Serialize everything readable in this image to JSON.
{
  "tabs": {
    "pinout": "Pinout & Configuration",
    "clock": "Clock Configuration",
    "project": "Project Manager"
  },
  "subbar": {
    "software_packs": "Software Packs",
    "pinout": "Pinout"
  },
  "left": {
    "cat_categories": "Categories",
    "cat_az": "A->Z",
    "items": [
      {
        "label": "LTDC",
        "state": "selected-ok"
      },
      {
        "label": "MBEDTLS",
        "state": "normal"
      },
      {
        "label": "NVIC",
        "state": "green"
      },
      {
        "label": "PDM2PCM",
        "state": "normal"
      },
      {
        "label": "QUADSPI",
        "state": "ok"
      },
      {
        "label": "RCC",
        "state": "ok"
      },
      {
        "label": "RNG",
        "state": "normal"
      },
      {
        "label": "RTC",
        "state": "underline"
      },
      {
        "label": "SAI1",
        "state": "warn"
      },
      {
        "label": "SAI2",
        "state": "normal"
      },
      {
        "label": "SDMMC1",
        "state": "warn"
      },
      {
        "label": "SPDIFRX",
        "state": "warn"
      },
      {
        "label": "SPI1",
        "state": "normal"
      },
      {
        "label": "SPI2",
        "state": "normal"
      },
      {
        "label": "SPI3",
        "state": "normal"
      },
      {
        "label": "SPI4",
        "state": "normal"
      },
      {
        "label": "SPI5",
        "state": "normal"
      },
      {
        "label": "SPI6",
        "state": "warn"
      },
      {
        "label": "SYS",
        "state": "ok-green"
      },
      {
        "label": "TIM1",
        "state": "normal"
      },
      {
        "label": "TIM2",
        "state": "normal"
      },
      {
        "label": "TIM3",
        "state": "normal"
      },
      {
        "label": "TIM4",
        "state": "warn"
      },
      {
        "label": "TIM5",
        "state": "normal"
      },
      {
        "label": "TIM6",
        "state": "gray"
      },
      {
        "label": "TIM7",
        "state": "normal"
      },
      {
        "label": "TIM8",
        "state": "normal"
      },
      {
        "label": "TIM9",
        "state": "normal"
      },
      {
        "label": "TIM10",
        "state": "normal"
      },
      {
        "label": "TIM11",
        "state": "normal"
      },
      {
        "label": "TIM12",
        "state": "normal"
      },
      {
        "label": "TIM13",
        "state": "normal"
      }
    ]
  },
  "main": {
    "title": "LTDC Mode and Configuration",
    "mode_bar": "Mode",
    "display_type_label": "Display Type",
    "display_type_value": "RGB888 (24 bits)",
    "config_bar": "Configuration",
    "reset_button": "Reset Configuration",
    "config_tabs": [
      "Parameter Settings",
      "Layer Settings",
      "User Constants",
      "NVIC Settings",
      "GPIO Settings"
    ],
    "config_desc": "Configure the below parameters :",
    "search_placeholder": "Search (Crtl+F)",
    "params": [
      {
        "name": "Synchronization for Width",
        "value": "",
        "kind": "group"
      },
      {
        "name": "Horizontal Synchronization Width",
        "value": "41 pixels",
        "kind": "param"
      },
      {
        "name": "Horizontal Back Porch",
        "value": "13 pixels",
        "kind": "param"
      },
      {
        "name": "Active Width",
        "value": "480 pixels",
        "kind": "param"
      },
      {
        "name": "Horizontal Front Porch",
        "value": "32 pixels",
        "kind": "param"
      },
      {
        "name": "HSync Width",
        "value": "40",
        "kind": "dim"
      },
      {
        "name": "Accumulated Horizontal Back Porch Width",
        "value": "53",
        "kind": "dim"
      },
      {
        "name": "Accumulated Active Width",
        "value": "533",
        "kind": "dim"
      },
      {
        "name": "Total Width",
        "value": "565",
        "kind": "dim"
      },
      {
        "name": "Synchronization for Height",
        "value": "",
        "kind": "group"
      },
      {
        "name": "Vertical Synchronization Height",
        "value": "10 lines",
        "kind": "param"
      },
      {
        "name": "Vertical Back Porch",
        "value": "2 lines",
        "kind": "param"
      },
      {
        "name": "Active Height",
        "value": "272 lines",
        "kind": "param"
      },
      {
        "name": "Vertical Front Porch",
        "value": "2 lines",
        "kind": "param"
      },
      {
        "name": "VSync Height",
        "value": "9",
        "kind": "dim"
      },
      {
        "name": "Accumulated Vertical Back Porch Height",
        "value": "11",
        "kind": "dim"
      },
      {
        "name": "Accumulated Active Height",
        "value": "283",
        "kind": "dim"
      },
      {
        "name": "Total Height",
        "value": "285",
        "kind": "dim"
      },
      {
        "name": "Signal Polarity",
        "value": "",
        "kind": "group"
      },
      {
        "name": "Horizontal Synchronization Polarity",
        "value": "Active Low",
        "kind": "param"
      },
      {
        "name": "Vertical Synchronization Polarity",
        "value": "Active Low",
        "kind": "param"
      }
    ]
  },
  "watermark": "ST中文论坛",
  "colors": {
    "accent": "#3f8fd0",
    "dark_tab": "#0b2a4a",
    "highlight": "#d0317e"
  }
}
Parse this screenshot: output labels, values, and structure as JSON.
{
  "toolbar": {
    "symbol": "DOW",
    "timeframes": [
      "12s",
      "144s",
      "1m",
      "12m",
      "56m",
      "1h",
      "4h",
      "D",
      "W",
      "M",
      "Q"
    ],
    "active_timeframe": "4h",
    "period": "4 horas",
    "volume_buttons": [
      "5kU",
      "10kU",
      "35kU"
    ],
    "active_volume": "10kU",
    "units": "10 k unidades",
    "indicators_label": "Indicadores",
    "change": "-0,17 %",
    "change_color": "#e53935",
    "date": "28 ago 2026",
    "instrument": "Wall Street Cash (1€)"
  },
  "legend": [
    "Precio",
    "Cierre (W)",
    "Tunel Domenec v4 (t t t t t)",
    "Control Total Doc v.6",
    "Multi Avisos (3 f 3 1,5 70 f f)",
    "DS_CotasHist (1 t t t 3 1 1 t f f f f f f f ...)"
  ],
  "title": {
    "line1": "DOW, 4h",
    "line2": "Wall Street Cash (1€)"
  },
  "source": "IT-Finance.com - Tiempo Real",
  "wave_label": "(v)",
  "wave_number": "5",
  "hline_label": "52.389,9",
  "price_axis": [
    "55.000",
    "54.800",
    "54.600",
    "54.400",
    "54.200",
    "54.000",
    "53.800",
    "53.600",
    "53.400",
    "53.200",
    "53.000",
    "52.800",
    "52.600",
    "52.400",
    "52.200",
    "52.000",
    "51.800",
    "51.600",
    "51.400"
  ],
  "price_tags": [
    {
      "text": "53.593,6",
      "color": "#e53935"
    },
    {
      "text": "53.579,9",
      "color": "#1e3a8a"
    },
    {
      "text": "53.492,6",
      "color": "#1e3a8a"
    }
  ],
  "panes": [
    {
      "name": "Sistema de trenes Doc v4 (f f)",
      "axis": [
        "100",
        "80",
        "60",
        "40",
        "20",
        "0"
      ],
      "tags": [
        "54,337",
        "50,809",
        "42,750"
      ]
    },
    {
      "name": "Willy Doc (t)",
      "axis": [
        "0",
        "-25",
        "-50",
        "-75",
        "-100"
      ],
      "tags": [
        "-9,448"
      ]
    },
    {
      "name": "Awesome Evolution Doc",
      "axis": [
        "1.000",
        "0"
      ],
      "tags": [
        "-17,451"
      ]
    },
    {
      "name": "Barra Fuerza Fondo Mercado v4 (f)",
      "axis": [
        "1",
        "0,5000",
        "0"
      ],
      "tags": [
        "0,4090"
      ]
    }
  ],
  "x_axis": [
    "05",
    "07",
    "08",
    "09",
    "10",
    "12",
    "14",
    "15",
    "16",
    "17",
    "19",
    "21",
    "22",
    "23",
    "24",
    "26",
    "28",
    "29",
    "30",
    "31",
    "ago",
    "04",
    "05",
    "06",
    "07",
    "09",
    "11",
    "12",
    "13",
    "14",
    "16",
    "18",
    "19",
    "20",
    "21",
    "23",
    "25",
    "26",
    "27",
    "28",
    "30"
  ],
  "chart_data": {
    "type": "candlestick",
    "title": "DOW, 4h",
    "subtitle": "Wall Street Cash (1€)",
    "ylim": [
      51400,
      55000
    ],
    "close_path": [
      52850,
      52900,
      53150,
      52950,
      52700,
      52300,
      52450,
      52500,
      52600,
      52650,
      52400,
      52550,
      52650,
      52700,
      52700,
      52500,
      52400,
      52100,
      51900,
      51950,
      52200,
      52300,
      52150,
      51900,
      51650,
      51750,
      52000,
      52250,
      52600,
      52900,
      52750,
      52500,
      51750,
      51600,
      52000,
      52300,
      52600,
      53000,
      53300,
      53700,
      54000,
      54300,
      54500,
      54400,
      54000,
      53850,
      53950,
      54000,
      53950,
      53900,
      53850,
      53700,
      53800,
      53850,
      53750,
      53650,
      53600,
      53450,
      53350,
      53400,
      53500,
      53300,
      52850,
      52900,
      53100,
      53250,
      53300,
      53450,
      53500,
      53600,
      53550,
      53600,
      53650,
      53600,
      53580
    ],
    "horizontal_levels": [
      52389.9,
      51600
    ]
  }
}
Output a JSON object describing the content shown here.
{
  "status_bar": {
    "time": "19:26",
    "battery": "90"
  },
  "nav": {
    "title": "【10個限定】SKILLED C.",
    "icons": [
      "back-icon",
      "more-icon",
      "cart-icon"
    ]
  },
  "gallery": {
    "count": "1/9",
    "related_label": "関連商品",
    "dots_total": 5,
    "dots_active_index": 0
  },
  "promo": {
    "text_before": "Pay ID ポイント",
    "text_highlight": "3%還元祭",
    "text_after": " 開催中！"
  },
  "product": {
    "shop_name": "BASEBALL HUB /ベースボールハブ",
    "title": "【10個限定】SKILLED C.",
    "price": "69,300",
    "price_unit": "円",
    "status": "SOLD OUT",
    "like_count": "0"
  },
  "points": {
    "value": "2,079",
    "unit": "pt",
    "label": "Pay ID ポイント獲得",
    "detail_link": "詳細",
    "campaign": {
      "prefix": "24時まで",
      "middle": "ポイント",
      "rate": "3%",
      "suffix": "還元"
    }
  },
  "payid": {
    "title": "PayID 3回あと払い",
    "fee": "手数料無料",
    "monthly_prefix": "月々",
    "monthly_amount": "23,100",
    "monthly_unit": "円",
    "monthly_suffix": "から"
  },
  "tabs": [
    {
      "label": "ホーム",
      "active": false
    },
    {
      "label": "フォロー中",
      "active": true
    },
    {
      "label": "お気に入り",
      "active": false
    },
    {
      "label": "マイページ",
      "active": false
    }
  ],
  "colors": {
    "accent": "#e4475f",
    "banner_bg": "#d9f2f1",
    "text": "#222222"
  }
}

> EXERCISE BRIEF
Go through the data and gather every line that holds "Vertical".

> RESPONSE
        "name": "Vertical Synchronization Height",
        "name": "Vertical Back Porch",
        "name": "Vertical Front Porch",
        "name": "Accumulated Vertical Back Porch Height",
        "name": "Vertical Synchronization Polarity",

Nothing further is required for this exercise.